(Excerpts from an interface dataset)
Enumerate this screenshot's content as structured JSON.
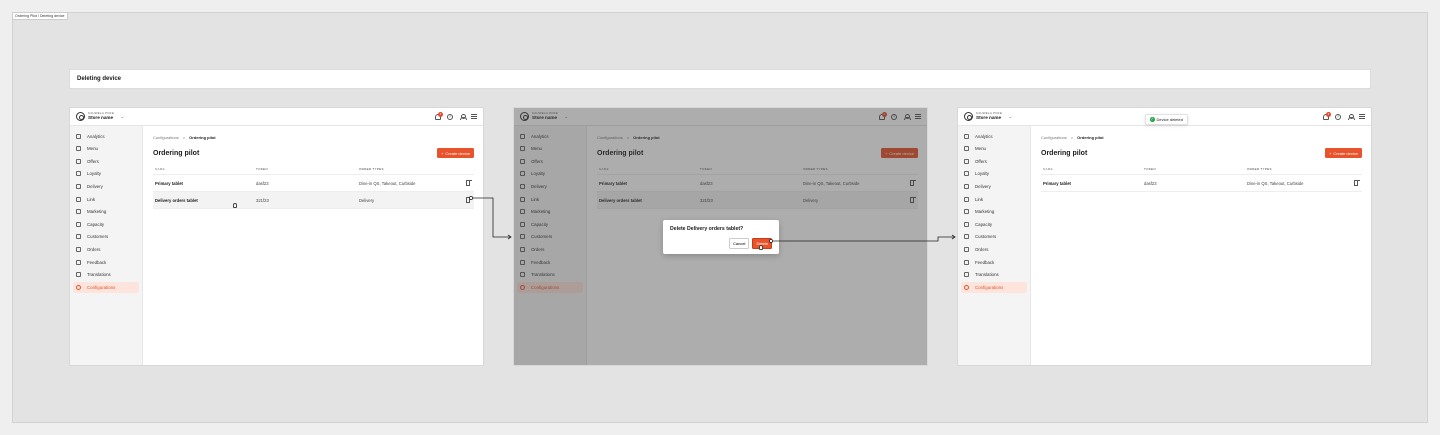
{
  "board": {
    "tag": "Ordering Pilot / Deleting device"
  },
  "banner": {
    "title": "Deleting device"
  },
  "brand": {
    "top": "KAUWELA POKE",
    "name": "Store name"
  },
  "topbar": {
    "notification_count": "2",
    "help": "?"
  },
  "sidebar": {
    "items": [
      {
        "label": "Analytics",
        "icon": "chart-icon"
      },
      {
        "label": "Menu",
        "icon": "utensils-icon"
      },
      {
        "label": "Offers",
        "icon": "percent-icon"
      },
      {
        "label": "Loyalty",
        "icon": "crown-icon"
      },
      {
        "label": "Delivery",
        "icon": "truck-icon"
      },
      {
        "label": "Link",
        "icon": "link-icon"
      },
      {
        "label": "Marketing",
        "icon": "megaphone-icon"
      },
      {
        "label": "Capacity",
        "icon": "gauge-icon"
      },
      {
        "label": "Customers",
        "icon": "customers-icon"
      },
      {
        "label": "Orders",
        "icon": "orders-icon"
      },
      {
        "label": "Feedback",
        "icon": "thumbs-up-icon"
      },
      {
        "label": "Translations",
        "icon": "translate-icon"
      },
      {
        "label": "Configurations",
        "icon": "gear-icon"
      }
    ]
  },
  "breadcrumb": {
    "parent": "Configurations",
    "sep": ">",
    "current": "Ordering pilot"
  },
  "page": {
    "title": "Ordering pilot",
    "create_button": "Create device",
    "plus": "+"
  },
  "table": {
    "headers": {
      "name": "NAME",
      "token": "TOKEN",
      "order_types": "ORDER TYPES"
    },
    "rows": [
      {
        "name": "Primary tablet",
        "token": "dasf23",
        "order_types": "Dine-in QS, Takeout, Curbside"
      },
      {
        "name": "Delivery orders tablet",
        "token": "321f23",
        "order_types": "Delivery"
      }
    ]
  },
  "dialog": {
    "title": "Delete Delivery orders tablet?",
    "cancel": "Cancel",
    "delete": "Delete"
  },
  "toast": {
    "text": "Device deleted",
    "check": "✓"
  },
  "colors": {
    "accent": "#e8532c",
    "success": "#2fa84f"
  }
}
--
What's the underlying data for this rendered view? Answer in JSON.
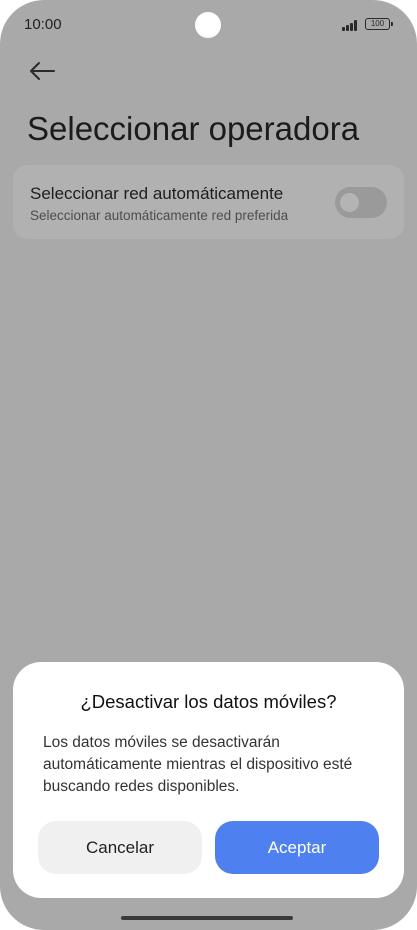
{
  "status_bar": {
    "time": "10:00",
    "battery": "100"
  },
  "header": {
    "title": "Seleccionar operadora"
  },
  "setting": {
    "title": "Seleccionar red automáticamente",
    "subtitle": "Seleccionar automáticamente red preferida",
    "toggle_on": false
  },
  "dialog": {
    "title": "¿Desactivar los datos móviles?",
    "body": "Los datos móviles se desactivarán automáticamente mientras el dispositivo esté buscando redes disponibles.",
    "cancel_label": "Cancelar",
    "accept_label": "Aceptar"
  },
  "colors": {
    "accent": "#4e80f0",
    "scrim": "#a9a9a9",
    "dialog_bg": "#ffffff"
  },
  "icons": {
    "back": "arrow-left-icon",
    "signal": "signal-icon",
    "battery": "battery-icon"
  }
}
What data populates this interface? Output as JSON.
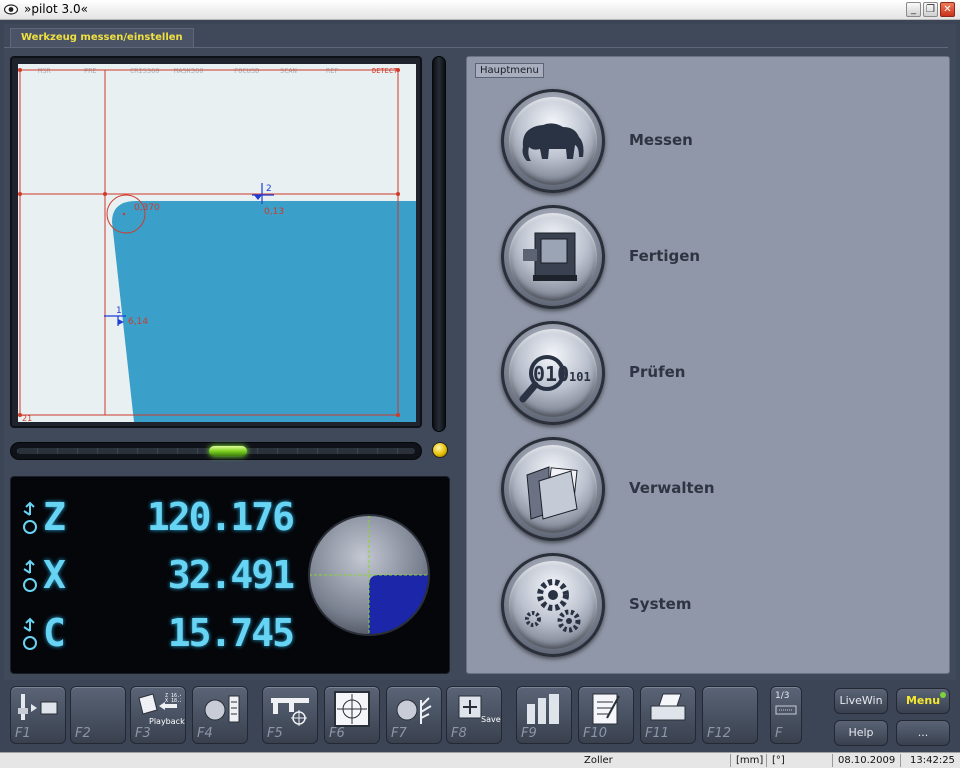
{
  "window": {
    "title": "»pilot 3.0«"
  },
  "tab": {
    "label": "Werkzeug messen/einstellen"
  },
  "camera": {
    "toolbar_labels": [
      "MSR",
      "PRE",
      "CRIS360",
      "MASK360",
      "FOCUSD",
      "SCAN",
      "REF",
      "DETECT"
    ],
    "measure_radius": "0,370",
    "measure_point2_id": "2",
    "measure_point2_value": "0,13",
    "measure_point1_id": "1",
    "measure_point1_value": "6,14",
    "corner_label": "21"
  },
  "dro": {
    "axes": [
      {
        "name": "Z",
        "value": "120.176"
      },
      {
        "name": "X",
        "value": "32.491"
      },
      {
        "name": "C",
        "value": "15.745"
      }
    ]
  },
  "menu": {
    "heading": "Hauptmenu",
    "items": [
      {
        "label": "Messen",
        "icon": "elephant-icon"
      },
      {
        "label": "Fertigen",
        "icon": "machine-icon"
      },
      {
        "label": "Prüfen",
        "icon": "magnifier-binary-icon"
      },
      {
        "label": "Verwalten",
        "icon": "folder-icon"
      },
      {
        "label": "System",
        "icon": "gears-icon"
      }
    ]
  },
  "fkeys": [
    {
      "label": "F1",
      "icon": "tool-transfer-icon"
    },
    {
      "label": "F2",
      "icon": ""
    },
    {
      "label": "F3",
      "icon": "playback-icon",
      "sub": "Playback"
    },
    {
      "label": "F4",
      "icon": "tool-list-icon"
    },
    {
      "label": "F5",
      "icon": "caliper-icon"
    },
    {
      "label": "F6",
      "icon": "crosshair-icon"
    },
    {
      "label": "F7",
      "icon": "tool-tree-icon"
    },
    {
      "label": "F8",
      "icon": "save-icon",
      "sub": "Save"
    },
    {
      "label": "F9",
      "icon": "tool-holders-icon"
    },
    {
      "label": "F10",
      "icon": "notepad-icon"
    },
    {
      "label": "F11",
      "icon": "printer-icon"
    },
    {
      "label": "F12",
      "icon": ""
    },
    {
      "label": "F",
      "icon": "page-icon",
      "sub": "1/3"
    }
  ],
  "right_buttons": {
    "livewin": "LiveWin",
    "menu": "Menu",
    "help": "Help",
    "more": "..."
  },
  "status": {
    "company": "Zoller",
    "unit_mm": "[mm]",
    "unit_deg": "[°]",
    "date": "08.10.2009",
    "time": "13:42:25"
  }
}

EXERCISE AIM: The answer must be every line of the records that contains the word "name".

ANSWER SECTION:
    "name": "Store name"
      "name": "NAME",
        "name": "Primary tablet",
        "name": "Delivery orders tablet",
        "name": "Z",
        "name": "X",
        "name": "C",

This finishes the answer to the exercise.